Aim of the task:
Here the job is to repeat the listing exactly, but not the pictures in it.

Material shown:
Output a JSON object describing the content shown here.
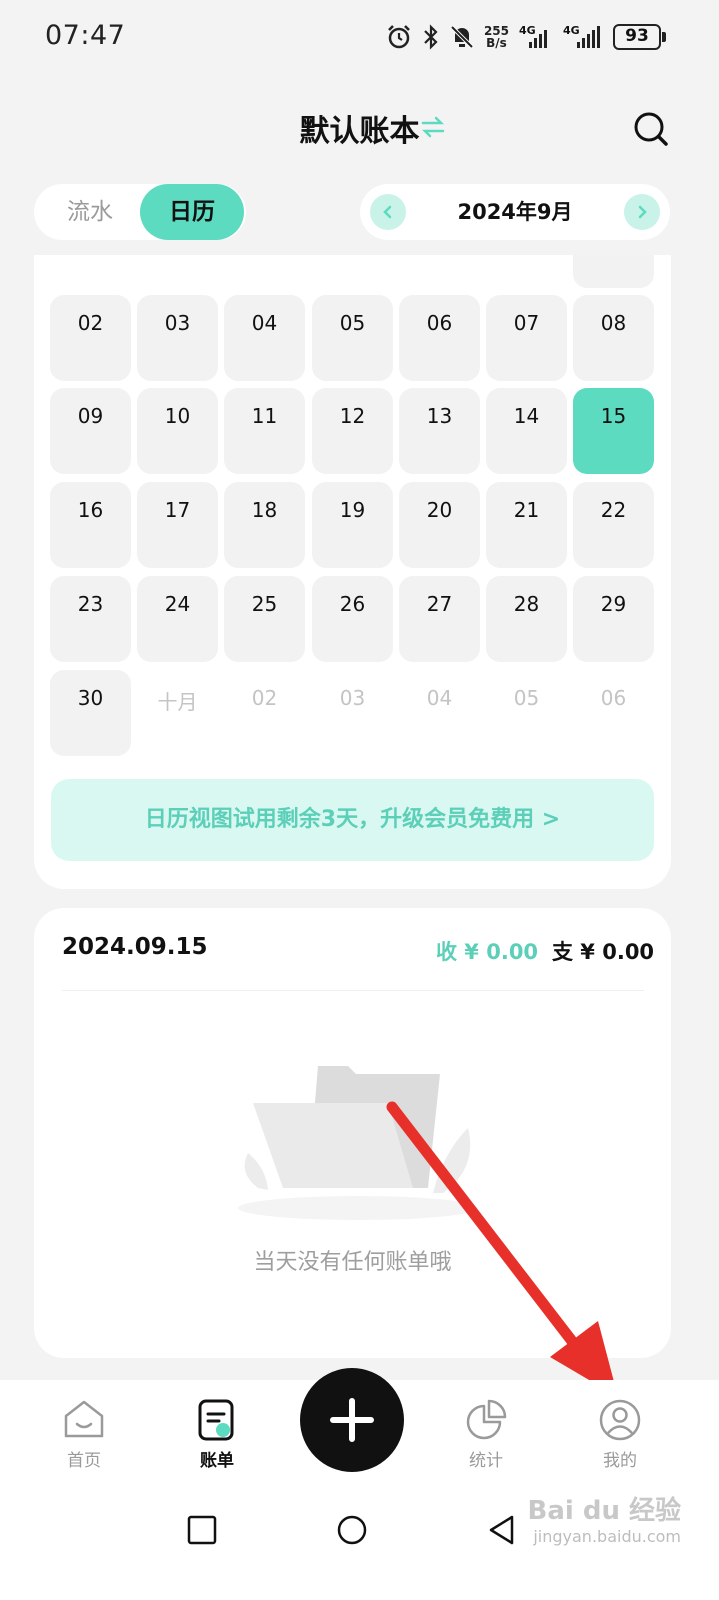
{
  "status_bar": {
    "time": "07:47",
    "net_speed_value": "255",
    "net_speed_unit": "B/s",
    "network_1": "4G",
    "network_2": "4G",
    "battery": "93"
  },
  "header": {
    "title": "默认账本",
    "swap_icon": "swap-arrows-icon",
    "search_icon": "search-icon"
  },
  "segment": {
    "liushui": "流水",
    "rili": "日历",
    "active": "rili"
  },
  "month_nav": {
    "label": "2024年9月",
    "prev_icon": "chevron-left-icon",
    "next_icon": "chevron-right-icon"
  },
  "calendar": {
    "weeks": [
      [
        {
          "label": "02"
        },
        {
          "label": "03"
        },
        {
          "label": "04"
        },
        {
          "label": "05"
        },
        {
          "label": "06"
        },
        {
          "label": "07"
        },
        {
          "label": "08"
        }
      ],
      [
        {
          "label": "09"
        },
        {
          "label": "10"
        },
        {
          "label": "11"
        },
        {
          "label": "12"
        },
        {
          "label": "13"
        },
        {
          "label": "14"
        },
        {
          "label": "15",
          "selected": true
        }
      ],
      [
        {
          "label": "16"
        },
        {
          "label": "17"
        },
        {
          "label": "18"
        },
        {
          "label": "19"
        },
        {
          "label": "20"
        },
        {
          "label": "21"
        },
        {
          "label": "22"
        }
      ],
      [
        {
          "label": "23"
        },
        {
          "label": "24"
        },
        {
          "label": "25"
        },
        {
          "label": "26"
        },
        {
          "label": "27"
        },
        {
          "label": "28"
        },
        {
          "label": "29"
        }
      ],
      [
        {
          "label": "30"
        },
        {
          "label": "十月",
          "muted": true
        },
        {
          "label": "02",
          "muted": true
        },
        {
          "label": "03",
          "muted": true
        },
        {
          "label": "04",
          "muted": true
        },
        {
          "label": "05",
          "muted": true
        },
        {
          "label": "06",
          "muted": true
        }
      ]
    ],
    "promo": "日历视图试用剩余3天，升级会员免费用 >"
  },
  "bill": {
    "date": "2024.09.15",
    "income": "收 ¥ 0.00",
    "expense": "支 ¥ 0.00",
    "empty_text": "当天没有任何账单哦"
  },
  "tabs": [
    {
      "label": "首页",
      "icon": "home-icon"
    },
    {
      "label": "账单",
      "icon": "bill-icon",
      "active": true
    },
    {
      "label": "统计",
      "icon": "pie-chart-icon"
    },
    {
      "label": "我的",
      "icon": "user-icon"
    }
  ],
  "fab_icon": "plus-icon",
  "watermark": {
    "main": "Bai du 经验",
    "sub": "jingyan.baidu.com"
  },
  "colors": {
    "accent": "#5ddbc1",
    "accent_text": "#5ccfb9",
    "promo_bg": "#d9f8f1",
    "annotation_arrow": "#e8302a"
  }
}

The completed task:
Output a JSON object describing the content shown here.
{
  "status_bar": {
    "time": "07:47",
    "net_speed_value": "255",
    "net_speed_unit": "B/s",
    "network_1": "4G",
    "network_2": "4G",
    "battery": "93"
  },
  "header": {
    "title": "默认账本",
    "swap_icon": "swap-arrows-icon",
    "search_icon": "search-icon"
  },
  "segment": {
    "liushui": "流水",
    "rili": "日历",
    "active": "rili"
  },
  "month_nav": {
    "label": "2024年9月",
    "prev_icon": "chevron-left-icon",
    "next_icon": "chevron-right-icon"
  },
  "calendar": {
    "weeks": [
      [
        {
          "label": "02"
        },
        {
          "label": "03"
        },
        {
          "label": "04"
        },
        {
          "label": "05"
        },
        {
          "label": "06"
        },
        {
          "label": "07"
        },
        {
          "label": "08"
        }
      ],
      [
        {
          "label": "09"
        },
        {
          "label": "10"
        },
        {
          "label": "11"
        },
        {
          "label": "12"
        },
        {
          "label": "13"
        },
        {
          "label": "14"
        },
        {
          "label": "15",
          "selected": true
        }
      ],
      [
        {
          "label": "16"
        },
        {
          "label": "17"
        },
        {
          "label": "18"
        },
        {
          "label": "19"
        },
        {
          "label": "20"
        },
        {
          "label": "21"
        },
        {
          "label": "22"
        }
      ],
      [
        {
          "label": "23"
        },
        {
          "label": "24"
        },
        {
          "label": "25"
        },
        {
          "label": "26"
        },
        {
          "label": "27"
        },
        {
          "label": "28"
        },
        {
          "label": "29"
        }
      ],
      [
        {
          "label": "30"
        },
        {
          "label": "十月",
          "muted": true
        },
        {
          "label": "02",
          "muted": true
        },
        {
          "label": "03",
          "muted": true
        },
        {
          "label": "04",
          "muted": true
        },
        {
          "label": "05",
          "muted": true
        },
        {
          "label": "06",
          "muted": true
        }
      ]
    ],
    "promo": "日历视图试用剩余3天，升级会员免费用 >"
  },
  "bill": {
    "date": "2024.09.15",
    "income": "收 ¥ 0.00",
    "expense": "支 ¥ 0.00",
    "empty_text": "当天没有任何账单哦"
  },
  "tabs": [
    {
      "label": "首页",
      "icon": "home-icon"
    },
    {
      "label": "账单",
      "icon": "bill-icon",
      "active": true
    },
    {
      "label": "统计",
      "icon": "pie-chart-icon"
    },
    {
      "label": "我的",
      "icon": "user-icon"
    }
  ],
  "fab_icon": "plus-icon",
  "watermark": {
    "main": "Bai du 经验",
    "sub": "jingyan.baidu.com"
  },
  "colors": {
    "accent": "#5ddbc1",
    "accent_text": "#5ccfb9",
    "promo_bg": "#d9f8f1",
    "annotation_arrow": "#e8302a"
  }
}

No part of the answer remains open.